The Justice Department announced Thursday it is launching an investigation into alleged civil rights violations by the Orange County District Attorney's Office and Sheriff's Department, which are accused of running a secret jailhouse informant program that was hidden from judges and defense attorneys for years.
The Orange County criminal justice system has been roiled by controversy and strife since the existence of the confidential jailhouse informant program was exposed during the trial of Scott Dekraai, who pled guilty to shooting nine people in a Seal Beach hair salon in 2011.
The Orange County District Attorney's Office has continued to claim that its knowledge of, and culpability for, the jailhouse informant system was limited, but the fallout from the Dekraai case has led to sentences being overturned or vacated, or charges being dropped, in nearly a dozen other cases so far.
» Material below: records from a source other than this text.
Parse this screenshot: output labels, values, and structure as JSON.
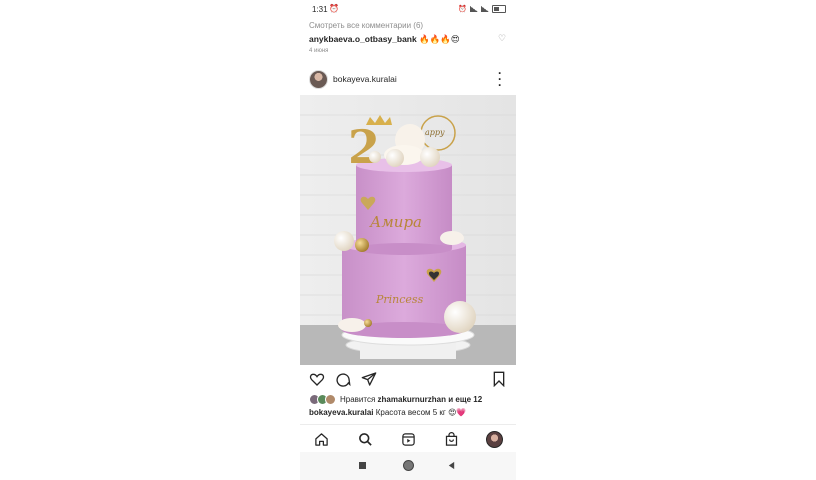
{
  "status_bar": {
    "time": "1:31",
    "alarm_icon": "alarm-icon"
  },
  "comments": {
    "view_all_label": "Смотреть все комментарии (6)",
    "top_comment": {
      "username": "anykbaeva.o_otbasy_bank",
      "text": "🔥🔥🔥😍"
    },
    "date": "4 июня"
  },
  "post": {
    "username": "bokayeva.kuralai",
    "likes": {
      "prefix": "Нравится",
      "username": "zhamakurnurzhan",
      "suffix": "и еще 12"
    },
    "caption": {
      "username": "bokayeva.kuralai",
      "text": "Красота весом 5 кг 😍💗"
    }
  },
  "photo": {
    "cake_name": "Amira",
    "topper_text": "Happy",
    "plate_text": "Princess",
    "number": "2"
  },
  "colors": {
    "cake_pink": "#d8a6d8",
    "gold": "#c9a24a"
  },
  "tabs": [
    "home-icon",
    "search-icon",
    "reels-icon",
    "shop-icon",
    "profile-icon"
  ]
}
In addition, the court has continued to pry loose thousands of pages of police logs and other records indicating the sheriff's department regularly bugged jail cells and used confidential informants to gather information on defendants who were already represented by lawyers.
"A systematic failure to protect the right to counsel and to a fair trial makes criminal proceedings fundamentally unfair and diminishes the public's faith in the integrity of the justice system," Vanita Gupta, head of the Justice Department's Civil Rights Division, said in a statement. "Our investigation will examine the facts and evidence to determine whether the district attorney's office and sheriff's department engaged in a pattern or practice of violating these rights."
Orange County public defender Scott Sanders first revealed evidence of the secret jailhouse informant program in a bombshell 500-page court filing in January 2014. The revelations led the judge to remove the entire Orange County District Attorney's Office from the case in 2015, finding that two sheriff's deputies had either lied or intentionally withheld evidence on the stand.
The OCDA challenged its removal, but in November a state appeals court upheld the judge's decision, finding there was "substantial evidence to support the court's conclusion the OCDA's institutional relationship with the OCSD constituted a conflict of interest that prevented the OCDA from fairly prosecuting the penalty phase."
"The Court of Appeal stated that the 'magnitude of the systemic problems cannot be overlooked,' Sanders tells Reason. "It is hoped that the Justice Department's probe will help reform the system so that all Orange County residents will receive the constitutional protections to which they are entitled."
The Orange County District Attorney's Office did not immediately return a request for comment. In previous statements, Orange County District Attorney Tony Rackauckas said he welcomed a federal investigation.